Rhus Tox Rhus glabra, R. tryphina, and R. coriaria have acid fruit and astringent bark, which is used in tanning. Rh. g. is a deciduous shrub with stem 2 to 12 feet high, and has terminal flowers, and fruit clothed with acid crimson hairs, like the other non-poisonous Rhoes. The tincture of the bark was proved by Dr. A. V. Marshall on himself with very substantial doses. The symptoms of the Schema are his, and they bear out the traditional uses of the remedy. One of these is, "profuse perspiration arising from debility" (Scudder).

and Marshall had "profuse sweat during sleep" and such a degree of debility that he was obliged to leave off the proving. Hale mentions that an infusion of the root has a popular repute in diarrhoea and dysentery, especially when the discharges are fetid.

and that the berries are used for chronic cough, wheezing cough, and laryngeal asthma. A tincture made of the whole pannicle ("Sumach-bobs") cured a patient of his who had every spring an attack of laryngeal cough with dyspnoea and almost complete loss of voice. Farmers place "bobs" in the mangers of horses who have "heaves." Cooper observed an aggravation in a case of psoriasis the patient felt irritable and despondent, and the skin became irritable. In the proving there were dull, heavy headaches, amel. by exercise. (Hale says it has cured occipital headaches.) There was agg. of stomach symptoms by either food or drink. agg. By touch (abdomen; ulcers in mouth). agg. After sleep. amel. By movement.


Tincture. Usually locally to soft, spongy gums, aphthae, pharyngitis, etc. Internally, first potency.
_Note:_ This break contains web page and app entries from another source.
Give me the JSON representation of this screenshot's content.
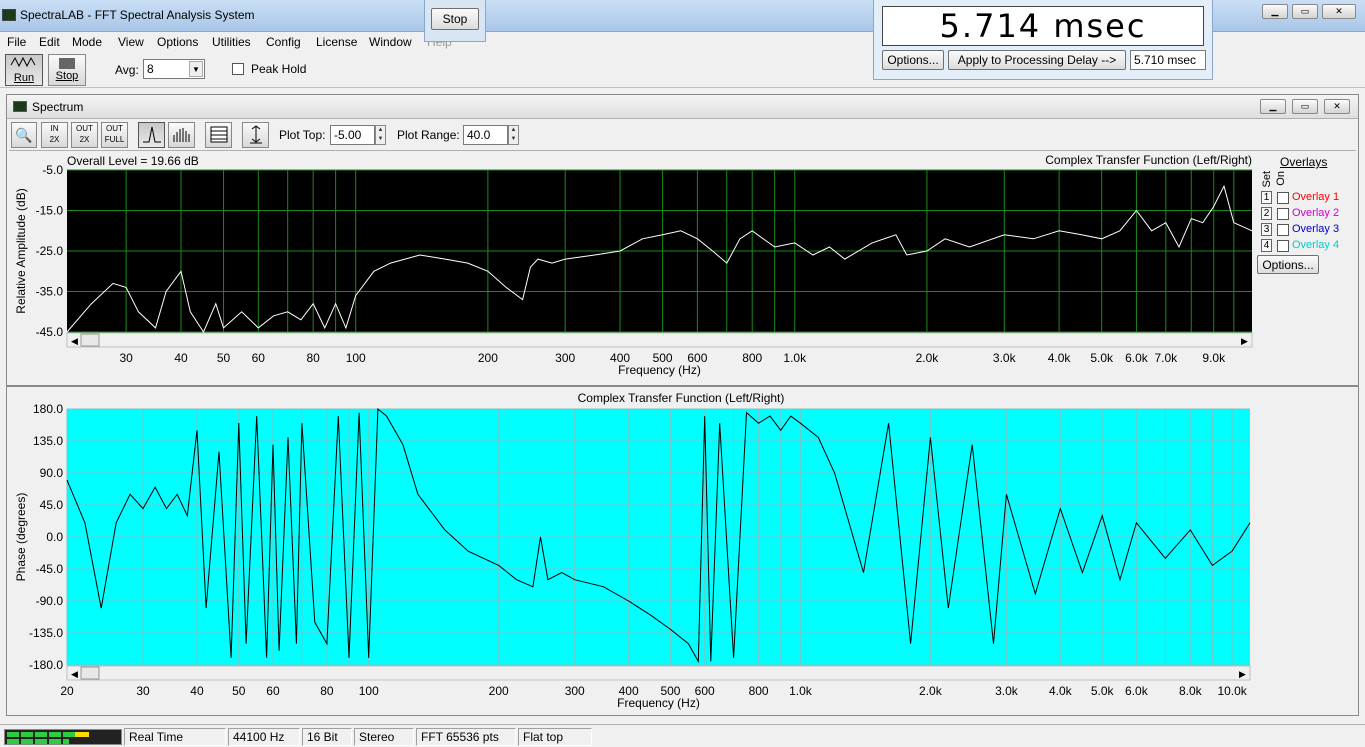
{
  "window": {
    "title": "SpectraLAB - FFT Spectral Analysis System"
  },
  "menu": [
    "File",
    "Edit",
    "Mode",
    "View",
    "Options",
    "Utilities",
    "Config",
    "License",
    "Window",
    "Help"
  ],
  "toolbar": {
    "run_label": "Run",
    "stop_label": "Stop",
    "avg_label": "Avg:",
    "avg_value": "8",
    "peak_hold_label": "Peak Hold"
  },
  "floating_stop": {
    "label": "Stop"
  },
  "delay_panel": {
    "value": "5.714  msec",
    "options_label": "Options...",
    "apply_label": "Apply to Processing Delay -->",
    "delay_field": "5.710 msec"
  },
  "spectrum": {
    "title": "Spectrum",
    "plot_top_label": "Plot Top:",
    "plot_top_value": "-5.00",
    "plot_range_label": "Plot Range:",
    "plot_range_value": "40.0",
    "overall_level": "Overall Level = 19.66 dB",
    "chart_title": "Complex Transfer Function (Left/Right)",
    "ylabel": "Relative Amplitude (dB)",
    "xlabel": "Frequency (Hz)",
    "y_ticks": [
      "-5.0",
      "-15.0",
      "-25.0",
      "-35.0",
      "-45.0"
    ],
    "x_ticks": [
      "30",
      "40",
      "50",
      "60",
      "80",
      "100",
      "200",
      "300",
      "400",
      "500",
      "600",
      "800",
      "1.0k",
      "2.0k",
      "3.0k",
      "4.0k",
      "5.0k",
      "6.0k",
      "7.0k",
      "9.0k"
    ],
    "overlays_label": "Overlays",
    "set_label": "Set",
    "on_label": "On",
    "overlays": [
      {
        "num": "1",
        "label": "Overlay 1",
        "color": "#ff0000"
      },
      {
        "num": "2",
        "label": "Overlay 2",
        "color": "#cc00cc"
      },
      {
        "num": "3",
        "label": "Overlay 3",
        "color": "#0000cc"
      },
      {
        "num": "4",
        "label": "Overlay 4",
        "color": "#00cccc"
      }
    ],
    "options_label": "Options..."
  },
  "phase": {
    "chart_title": "Complex Transfer Function (Left/Right)",
    "ylabel": "Phase (degrees)",
    "xlabel": "Frequency (Hz)",
    "y_ticks": [
      "180.0",
      "135.0",
      "90.0",
      "45.0",
      "0.0",
      "-45.0",
      "-90.0",
      "-135.0",
      "-180.0"
    ],
    "x_ticks": [
      "20",
      "30",
      "40",
      "50",
      "60",
      "80",
      "100",
      "200",
      "300",
      "400",
      "500",
      "600",
      "800",
      "1.0k",
      "2.0k",
      "3.0k",
      "4.0k",
      "5.0k",
      "6.0k",
      "8.0k",
      "10.0k"
    ]
  },
  "status": {
    "mode": "Real Time",
    "rate": "44100 Hz",
    "bits": "16 Bit",
    "channels": "Stereo",
    "fft": "FFT 65536 pts",
    "window": "Flat top"
  },
  "chart_data": [
    {
      "type": "line",
      "title": "Complex Transfer Function (Left/Right)",
      "xlabel": "Frequency (Hz)",
      "ylabel": "Relative Amplitude (dB)",
      "xscale": "log",
      "xlim": [
        22,
        11000
      ],
      "ylim": [
        -45,
        -5
      ],
      "grid": true,
      "series": [
        {
          "x": [
            22,
            25,
            28,
            30,
            32,
            35,
            37,
            40,
            42,
            45,
            48,
            50,
            55,
            60,
            65,
            70,
            75,
            80,
            85,
            90,
            95,
            100,
            110,
            120,
            140,
            160,
            180,
            200,
            220,
            240,
            250,
            260,
            280,
            300,
            350,
            400,
            450,
            500,
            550,
            600,
            650,
            700,
            750,
            800,
            900,
            1000,
            1100,
            1200,
            1300,
            1500,
            1700,
            1800,
            2000,
            2200,
            2500,
            3000,
            3500,
            4000,
            4500,
            5000,
            5500,
            6000,
            6500,
            7000,
            7500,
            8000,
            8500,
            9000,
            9500,
            10000,
            11000
          ],
          "y": [
            -45,
            -38,
            -33,
            -34,
            -40,
            -44,
            -35,
            -30,
            -40,
            -45,
            -38,
            -44,
            -40,
            -44,
            -41,
            -40,
            -42,
            -38,
            -44,
            -38,
            -44,
            -36,
            -30,
            -28,
            -26,
            -27,
            -28,
            -30,
            -34,
            -37,
            -29,
            -27,
            -28,
            -27,
            -26,
            -25,
            -22,
            -21,
            -20,
            -22,
            -25,
            -28,
            -22,
            -20,
            -24,
            -23,
            -26,
            -24,
            -27,
            -23,
            -21,
            -26,
            -25,
            -22,
            -24,
            -21,
            -22,
            -20,
            -21,
            -22,
            -20,
            -15,
            -20,
            -18,
            -24,
            -17,
            -18,
            -14,
            -9,
            -18,
            -20
          ]
        }
      ]
    },
    {
      "type": "line",
      "title": "Complex Transfer Function (Left/Right)",
      "xlabel": "Frequency (Hz)",
      "ylabel": "Phase (degrees)",
      "xscale": "log",
      "xlim": [
        20,
        11000
      ],
      "ylim": [
        -180,
        180
      ],
      "grid": true,
      "series": [
        {
          "x": [
            20,
            22,
            24,
            26,
            28,
            30,
            32,
            34,
            36,
            38,
            40,
            42,
            45,
            48,
            50,
            52,
            55,
            58,
            60,
            62,
            65,
            68,
            70,
            75,
            80,
            85,
            90,
            95,
            100,
            105,
            110,
            120,
            130,
            150,
            170,
            200,
            220,
            240,
            250,
            260,
            280,
            300,
            350,
            400,
            450,
            500,
            550,
            580,
            600,
            620,
            650,
            700,
            750,
            800,
            850,
            900,
            950,
            1000,
            1100,
            1200,
            1400,
            1600,
            1800,
            2000,
            2200,
            2500,
            2800,
            3000,
            3500,
            4000,
            4500,
            5000,
            5500,
            6000,
            7000,
            8000,
            9000,
            10000,
            11000
          ],
          "y": [
            80,
            20,
            -100,
            20,
            60,
            40,
            70,
            40,
            60,
            30,
            150,
            -100,
            120,
            -170,
            160,
            -150,
            170,
            -170,
            130,
            -160,
            140,
            -150,
            160,
            -120,
            -150,
            170,
            -170,
            175,
            -170,
            180,
            170,
            130,
            60,
            10,
            -20,
            -40,
            -60,
            -70,
            0,
            -60,
            -50,
            -60,
            -70,
            -90,
            -110,
            -130,
            -150,
            -175,
            170,
            -175,
            160,
            -170,
            175,
            160,
            170,
            150,
            170,
            160,
            140,
            90,
            -50,
            160,
            -150,
            140,
            -100,
            130,
            -150,
            60,
            -80,
            40,
            -50,
            30,
            -60,
            20,
            -30,
            10,
            -40,
            -20,
            20
          ]
        }
      ]
    }
  ]
}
Debility. Diarrhoea. Dreams, annoying. Dysentery. Epistaxis. Haemorrhage. Head-ache. Mouth, ulcers in.